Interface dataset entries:
• • • •
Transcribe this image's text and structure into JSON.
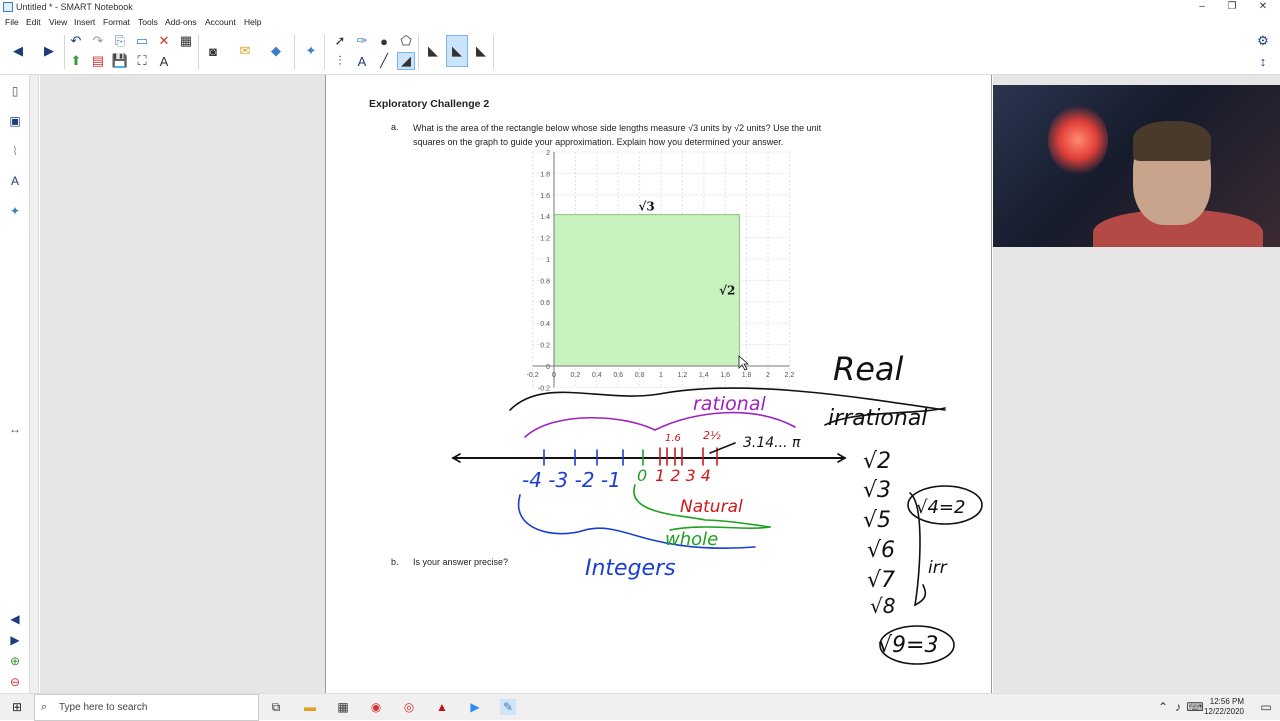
{
  "window": {
    "title": "Untitled * - SMART Notebook"
  },
  "menu": [
    "File",
    "Edit",
    "View",
    "Insert",
    "Format",
    "Tools",
    "Add-ons",
    "Account",
    "Help"
  ],
  "page": {
    "heading": "Exploratory Challenge 2",
    "qa_label": "a.",
    "qa_text_1": "What is the area of the rectangle below whose side lengths measure √3 units by √2 units?  Use the unit",
    "qa_text_2": "squares on the graph to guide your approximation.  Explain how you determined your answer.",
    "qb_label": "b.",
    "qb_text": "Is your answer precise?"
  },
  "graph": {
    "y_ticks": [
      "2",
      "1.8",
      "1.6",
      "1.4",
      "1.2",
      "1",
      "0.8",
      "0.6",
      "0.4",
      "0.2",
      "0",
      "-0.2"
    ],
    "x_ticks": [
      "-0.2",
      "0",
      "0.2",
      "0.4",
      "0.6",
      "0.8",
      "1",
      "1.2",
      "1.4",
      "1.6",
      "1.8",
      "2",
      "2.2"
    ],
    "width_label": "√3",
    "height_label": "√2",
    "rect_width": 1.732,
    "rect_height": 1.414,
    "fill_color": "#c6f2bd"
  },
  "annotations": {
    "real": "Real",
    "irrational": "irrational",
    "rational": "rational",
    "natural": "Natural",
    "whole": "whole",
    "integers": "Integers",
    "pi_approx": "3.14... π",
    "marks_small": "1.6",
    "marks_small2": "2½",
    "number_labels": "-4 -3 -2 -1",
    "zero": "0",
    "pos_labels": "1 2 3 4",
    "roots": [
      "√2",
      "√3",
      "√5",
      "√6",
      "√7",
      "√8"
    ],
    "irr": "irr",
    "root4": "√4=2",
    "root9": "√9=3"
  },
  "taskbar": {
    "search_placeholder": "Type here to search",
    "time": "12:56 PM",
    "date": "12/22/2020"
  },
  "colors": {
    "purple": "#a020c0",
    "red": "#d01818",
    "green": "#20a020",
    "blue": "#1a3fd0",
    "black": "#111111"
  }
}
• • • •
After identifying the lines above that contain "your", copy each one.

### ANSWER TO THE EXERCISE
    "qa_text_2": "squares on the graph to guide your approximation.  Explain how you determined your answer.",
    "qb_text": "Is your answer precise?"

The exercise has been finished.